Every line in the data below that includes "this" belongs in the answer, copied as it stands.

..............................

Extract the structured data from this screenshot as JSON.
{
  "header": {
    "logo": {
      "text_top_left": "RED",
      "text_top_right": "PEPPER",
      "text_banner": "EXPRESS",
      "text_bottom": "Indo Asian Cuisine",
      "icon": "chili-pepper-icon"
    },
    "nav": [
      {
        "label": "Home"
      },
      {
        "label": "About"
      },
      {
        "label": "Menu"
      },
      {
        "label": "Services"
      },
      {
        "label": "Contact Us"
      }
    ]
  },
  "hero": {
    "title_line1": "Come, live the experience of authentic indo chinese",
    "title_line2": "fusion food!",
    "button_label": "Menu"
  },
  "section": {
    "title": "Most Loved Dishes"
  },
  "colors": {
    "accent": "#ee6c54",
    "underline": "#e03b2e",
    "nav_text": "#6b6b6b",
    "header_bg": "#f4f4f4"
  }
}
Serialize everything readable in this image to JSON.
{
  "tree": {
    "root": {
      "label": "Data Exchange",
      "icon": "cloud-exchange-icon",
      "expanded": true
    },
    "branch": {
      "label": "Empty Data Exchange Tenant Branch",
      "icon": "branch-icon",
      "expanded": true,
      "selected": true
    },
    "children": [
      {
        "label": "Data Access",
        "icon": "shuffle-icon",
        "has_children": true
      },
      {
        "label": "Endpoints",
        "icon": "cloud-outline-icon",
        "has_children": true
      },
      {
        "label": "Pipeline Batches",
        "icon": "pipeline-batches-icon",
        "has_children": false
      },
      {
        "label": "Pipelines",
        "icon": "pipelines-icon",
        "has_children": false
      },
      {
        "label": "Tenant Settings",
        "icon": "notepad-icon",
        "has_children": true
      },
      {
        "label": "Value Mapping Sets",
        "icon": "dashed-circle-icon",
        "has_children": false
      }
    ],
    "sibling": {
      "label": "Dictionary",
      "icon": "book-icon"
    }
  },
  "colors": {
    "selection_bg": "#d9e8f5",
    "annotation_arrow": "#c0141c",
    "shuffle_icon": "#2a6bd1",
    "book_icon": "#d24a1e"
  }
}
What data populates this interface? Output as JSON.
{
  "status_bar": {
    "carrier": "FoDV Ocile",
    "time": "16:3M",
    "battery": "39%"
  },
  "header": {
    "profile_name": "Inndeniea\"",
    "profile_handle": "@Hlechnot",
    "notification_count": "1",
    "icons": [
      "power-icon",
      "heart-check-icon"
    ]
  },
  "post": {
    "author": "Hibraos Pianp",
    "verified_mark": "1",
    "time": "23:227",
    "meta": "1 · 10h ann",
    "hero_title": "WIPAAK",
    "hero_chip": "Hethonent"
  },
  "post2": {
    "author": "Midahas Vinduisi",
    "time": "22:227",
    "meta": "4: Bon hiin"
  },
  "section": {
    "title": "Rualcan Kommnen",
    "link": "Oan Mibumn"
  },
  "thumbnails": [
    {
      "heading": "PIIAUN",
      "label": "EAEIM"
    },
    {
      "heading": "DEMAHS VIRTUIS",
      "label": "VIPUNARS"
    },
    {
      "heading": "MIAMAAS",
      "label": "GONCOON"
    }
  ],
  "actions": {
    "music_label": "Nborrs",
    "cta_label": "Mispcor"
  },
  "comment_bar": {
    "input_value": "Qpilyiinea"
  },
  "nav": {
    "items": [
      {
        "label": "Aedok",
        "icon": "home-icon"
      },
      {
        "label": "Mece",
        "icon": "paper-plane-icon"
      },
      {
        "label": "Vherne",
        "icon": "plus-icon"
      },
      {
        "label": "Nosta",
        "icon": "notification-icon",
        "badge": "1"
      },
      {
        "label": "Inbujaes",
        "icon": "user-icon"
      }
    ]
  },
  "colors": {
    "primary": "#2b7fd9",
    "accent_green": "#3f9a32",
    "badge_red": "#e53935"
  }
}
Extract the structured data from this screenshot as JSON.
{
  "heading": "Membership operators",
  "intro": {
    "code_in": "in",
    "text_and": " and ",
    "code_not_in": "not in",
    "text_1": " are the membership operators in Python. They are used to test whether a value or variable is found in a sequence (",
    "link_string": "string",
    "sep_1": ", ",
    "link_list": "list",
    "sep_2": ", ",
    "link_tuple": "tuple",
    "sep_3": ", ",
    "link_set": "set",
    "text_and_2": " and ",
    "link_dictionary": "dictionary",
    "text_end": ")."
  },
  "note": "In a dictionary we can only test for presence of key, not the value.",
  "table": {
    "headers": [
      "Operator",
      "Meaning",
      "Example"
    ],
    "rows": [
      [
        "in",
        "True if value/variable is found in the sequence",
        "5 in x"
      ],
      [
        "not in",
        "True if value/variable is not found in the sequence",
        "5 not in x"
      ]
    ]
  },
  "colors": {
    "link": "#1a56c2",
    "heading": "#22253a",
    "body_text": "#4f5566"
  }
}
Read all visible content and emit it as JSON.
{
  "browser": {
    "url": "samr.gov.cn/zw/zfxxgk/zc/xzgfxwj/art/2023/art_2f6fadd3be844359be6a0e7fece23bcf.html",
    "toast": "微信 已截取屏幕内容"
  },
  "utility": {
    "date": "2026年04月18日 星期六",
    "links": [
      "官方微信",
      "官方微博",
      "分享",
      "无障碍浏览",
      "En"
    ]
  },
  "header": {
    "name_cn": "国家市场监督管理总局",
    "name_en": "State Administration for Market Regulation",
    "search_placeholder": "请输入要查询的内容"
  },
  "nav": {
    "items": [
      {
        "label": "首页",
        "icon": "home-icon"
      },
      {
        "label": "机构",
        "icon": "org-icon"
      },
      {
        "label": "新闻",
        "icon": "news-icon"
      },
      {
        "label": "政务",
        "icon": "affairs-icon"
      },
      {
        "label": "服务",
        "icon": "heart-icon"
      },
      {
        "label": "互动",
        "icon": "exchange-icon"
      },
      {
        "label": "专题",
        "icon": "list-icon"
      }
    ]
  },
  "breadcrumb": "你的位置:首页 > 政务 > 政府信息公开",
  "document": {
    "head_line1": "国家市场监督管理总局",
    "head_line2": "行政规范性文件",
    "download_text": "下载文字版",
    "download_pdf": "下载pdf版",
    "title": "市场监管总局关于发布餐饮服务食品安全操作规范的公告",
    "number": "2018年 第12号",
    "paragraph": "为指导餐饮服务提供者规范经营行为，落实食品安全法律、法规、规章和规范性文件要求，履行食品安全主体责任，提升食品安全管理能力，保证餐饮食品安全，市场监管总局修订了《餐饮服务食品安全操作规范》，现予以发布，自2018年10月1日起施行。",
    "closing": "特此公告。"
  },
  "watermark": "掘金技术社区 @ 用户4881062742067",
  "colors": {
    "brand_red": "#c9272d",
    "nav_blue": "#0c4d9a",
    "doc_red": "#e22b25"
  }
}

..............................

> Finished task:
Extract the structured data from this screenshot as JSON.
Serialize everything readable in this image to JSON.
What data populates this interface? Output as JSON.
Extract the structured data from this screenshot as JSON.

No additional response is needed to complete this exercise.